Connect employees with colleagues who can help them to improve

The continual conversations aspect of the feedback process shouldn’t be limited to just manager-to-peer discussions. Whenever possible, employees should be encouraged to engage with one another on a regular basis. This can be achieved in a variety of ways and with a range of tools.

Social intranets and forums can be used to give staff a digital space where they can freely discuss their work and roles, sharing ideas for how to improve processes. If there are members of staff working remotely, they can be connected with colleagues via a virtual team, so they don’t become isolated from their peers.

Make employee feedback part of company culture

Businesses which place a strong emphasis on the importance of feedback are far more likely to be successful than those which don’t. This means placing employee feedback at the heart of the company culture, messaging this principle throughout the workforce.

The article from Deloitte, Avoiding the Feedback Monsters, explains just how positive the impact of a culture of feedback can be if implemented properly. It states:

“There was a recent report from Bersin by Deloitte … and it showed that organisations achieve a 21-percent boost in business results when leaders embrace the culture of coaching. It’s not just about people being productive in the workplace, but it’s about a whole lot of stuff. Because if you don’t have that culture of coaching or feedback on a regular basis you can lose money, you can lose productivity, and lose lots of things.”

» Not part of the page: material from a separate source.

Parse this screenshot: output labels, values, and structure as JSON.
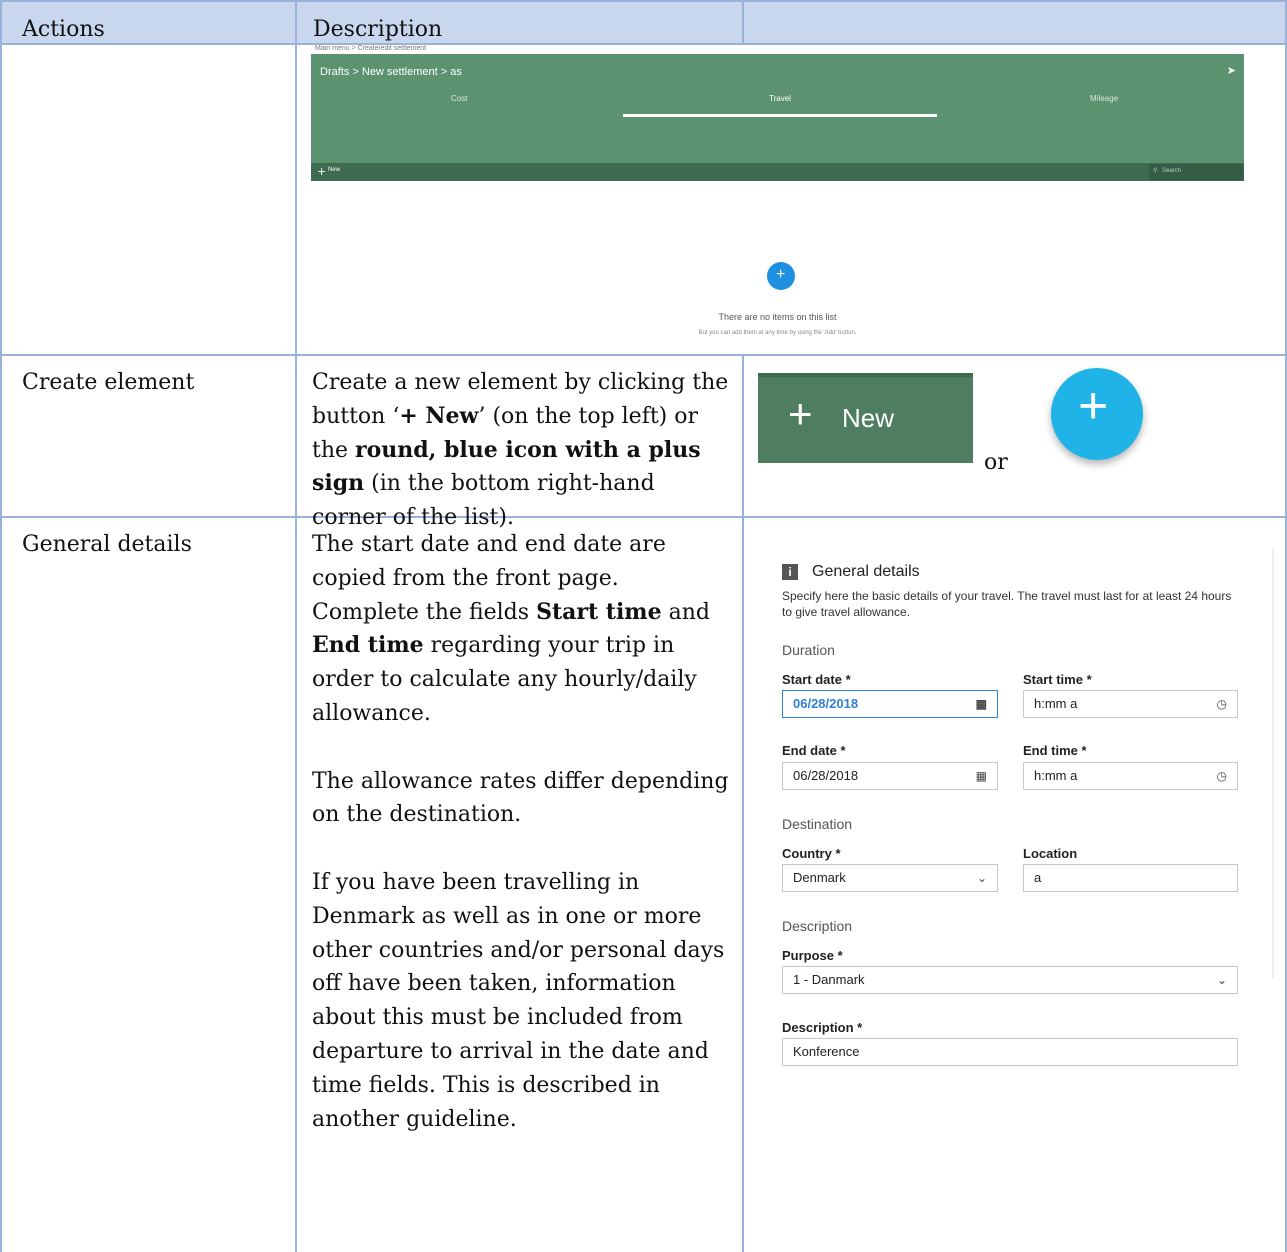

There are a variety of ways organisations can promote consistent feedback through their culture and values. On a fundamental level, reiterating the importance of feedback as a core value through branding and other messaging helps employees to understand their feedback will be taken on board.

Ultimately, the best way to build a culture of feedback is for business leaders and managers to demonstrate their own willingness to participate in ongoing feedback. By modelling the behaviours they expect from others, they can lead by example and encourage feedback as an aspect of everyday life at the company.